Plugholes smell bad because a thin layer of soap residue from washing up liquid, or ordinary soap, sticks to the inside of the
pipe, just below the plughole. This attracts the dirt, germs, and bacteria that drain from the plughole when we wash our hands or
throw away dirty water. Some of the dirt and bacteria stick to the soap residue. The bacteria are now in a dark warm area,
that is constantly wet, then dry, an ideal environment to multiply.
Our tests carried out (at the School of Health, Northampton University) on the section of pipe just below plugholes, came up with astonishing results.
They found high levels of bacteria including E-coli, Proteus, and Klebsiella. Why live with these bacteria in your home when you can now use the Thuraplug to simply sterilize what is possibly the most contaminated area in any home?
There are many proprietary cleaners on the market but simple bleach is probably the most efficient killer of bacteria.
As a greener alternative why not try placing one tablespoon of bicarbonate of soda onto the plughole, then pour on white vinegar?
An intense fizzing reaction takes place, great for removing soap residue and lime scale. (Both these products cost very little at supermarkets)
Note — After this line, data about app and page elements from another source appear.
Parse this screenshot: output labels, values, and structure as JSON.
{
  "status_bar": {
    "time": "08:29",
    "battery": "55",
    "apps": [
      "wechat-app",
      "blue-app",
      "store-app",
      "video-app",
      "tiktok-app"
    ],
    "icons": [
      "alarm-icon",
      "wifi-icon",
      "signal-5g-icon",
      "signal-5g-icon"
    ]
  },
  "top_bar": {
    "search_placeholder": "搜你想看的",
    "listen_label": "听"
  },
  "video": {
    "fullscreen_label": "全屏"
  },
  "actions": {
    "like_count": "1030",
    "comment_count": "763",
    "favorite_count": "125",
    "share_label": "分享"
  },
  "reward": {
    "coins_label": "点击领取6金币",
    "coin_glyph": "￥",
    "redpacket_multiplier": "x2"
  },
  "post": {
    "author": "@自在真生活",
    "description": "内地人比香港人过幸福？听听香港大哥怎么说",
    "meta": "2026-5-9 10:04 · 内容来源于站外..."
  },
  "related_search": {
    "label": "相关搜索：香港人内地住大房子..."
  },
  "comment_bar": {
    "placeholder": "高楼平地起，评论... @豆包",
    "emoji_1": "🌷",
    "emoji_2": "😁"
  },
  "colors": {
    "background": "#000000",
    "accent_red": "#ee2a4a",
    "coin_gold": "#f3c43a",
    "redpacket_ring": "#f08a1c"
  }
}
Always keep children and animals well away from bleach.
Never mix bleach and vinegar as this will produce dangerous gases.